Great Conference for Those Who Serve the Evangelical and Catechetical Ministry of the Church
I had the opportunity a few weeks ago to attend the St. John Bosco Conference for Religious Educators on the campus of the venerable Franciscan University of Steubenville, which lies, to steal the mildly sarcastic words of the conference host Professor Ronald Bolster, "on the banks of the beautiful Ohio River".
The conference, which ran in a new format to accommodate the continued growth of the better-known youth conferences, was a little bit of a change of pace for all of us who have been attending for years. This was my sixth consecutive Bosco Conference, which is in its 20th year overall. It was however a great opportunity to be joined by about 500 people from all over the world (two nuns from Australia won the "award" for farthest travel) who are serving the Church in this ministry.
This years' conference theme was entitled "The Evangelizing Church: Equipping Catechists for the New Evangelization", and it was clear from the very beginning that this particular theme was going to be strongly emphasized.
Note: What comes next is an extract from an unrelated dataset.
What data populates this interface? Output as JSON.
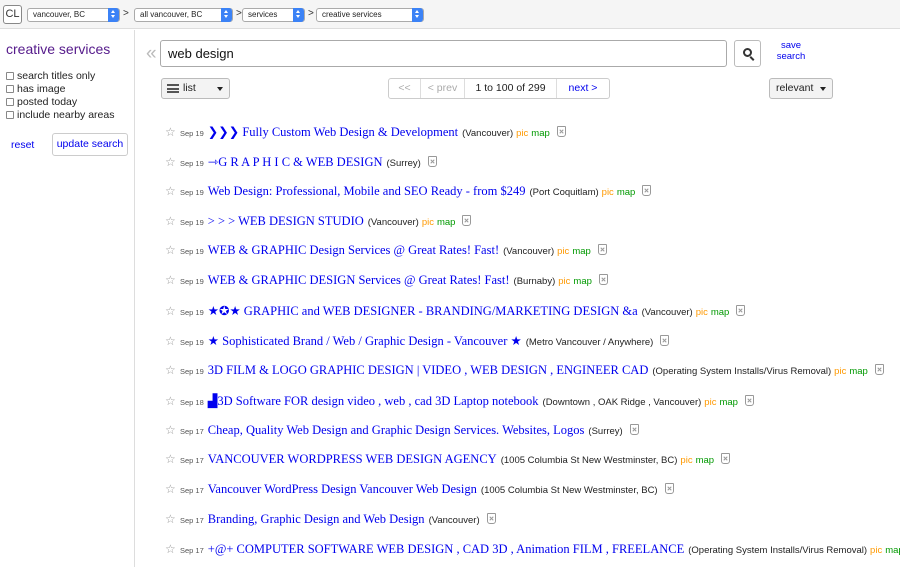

Each day of the conference involves Holy Mass as well as other time for prayer individually as well as a group (Including one evening of Holy Hour and Eucharistic Procession), and a nightly keynote presentation, in addition to the classes for those in certification tracks. Taking advantage of the well-known and well-stocked bookstore is always a highlight of the trip for most, as are visits to the Portiuncula Chapel, an approved Plenary Indulgence site, along with a moment of somber prayer at the Tomb of the Unborn, whose small perpetual flame reminds all who come the university of those victims of abortion buried within it, as well as the need for each generation who walks the hallowed ground of the campus as a student or a pilgrim, that so much more work is needed in our battle against the Culture of Death.
This year's keynote speakers were all excellent as usual. Professor Bob Rice, a well-known Catholic musician and speaker, opened the conference with a powerful reminder of the need to never forget that all of us must engage in "Preaching Christ Crucified" in whatever capacity we are asked to pass on the Faith. His testimony of the importance of drawing close to the Father's love, through his experience as an adopting father was especially moving.
The second night's keynote was given by well-known author and presenter Sherry Weddell. Her presentation, "God Has No Grandchildren: Forming Intentional Disciples in the 21st Century" was a sobering look at the reality of the decline of those who are active "disciples" in the Church, but it was also an encouraging challenge for all of us to go out and draw the seekers of the world into the arms of Christ's Church. I admit I really didn't know what to expect when I heard last year they had booked her. I was familiar with her book, but not much else, and she didn't fit the mold of the typical keynote presenters at past Bosco Conferences (Bishops, Professors, Diocesan Directors). Her balance of a clearly polished presenting style and her challenging but positive honesty about the state of the Church was however wonderfully encouraging.
The final two presenters continued the challenge for us to remember that one of our biggest responsibilities as Catholics is to evangelize others. Whether that means as a spouse and parent, as clergy or religious, as a parish volunteer, or a blogger in cyberspace we all have this same call. Speaker Andre Regnier, director of Catholic Christian Outreach (sort like Canada's FOCUS) gave a powerful presentation, weaving together the need for each of us to never stop growing in holiness with a beautiful dissection of how the so-called "Francis Effect" of our current Holy Father is simply a result of the fruit of so many seeds planted by St. John Paul II and Pope Emeritus Benedict XVI. Finally, the eminent Dr. Petroc Willey, Co-founder of The School of the Annunciation and former consultor to the Synod on the New Evangelization, sent everyone off from the conference with the clear reminder that Evangelization begins at home in the family. Dr. Wiley is perhaps the foremost expert on the Catechism of the Catholic Church in the English-speaking world, but as he challenged us to never forget, just as he mustn't: he is first a Son of God through Baptism, and second, a husband and father in a domestic church, and only by cooperating with grace in those areas first, could he ever hope to continue his current ministry.
For most, the conference closed with a beautiful liturgy offered by Franciscan Fr. Dan Patee, Ph.D. the Chair of the Department of Theology at the university. However, those who had earlier flights were treated to a nice Wisconsin touch in closing as Fr. Nathan Reesman, Administrator at St. Francis Cabrini in West Bend and a regular spiritual director on Relevant Radio, offered the closing "traveler's Mass" early in the morning in the Christ the King Chapel.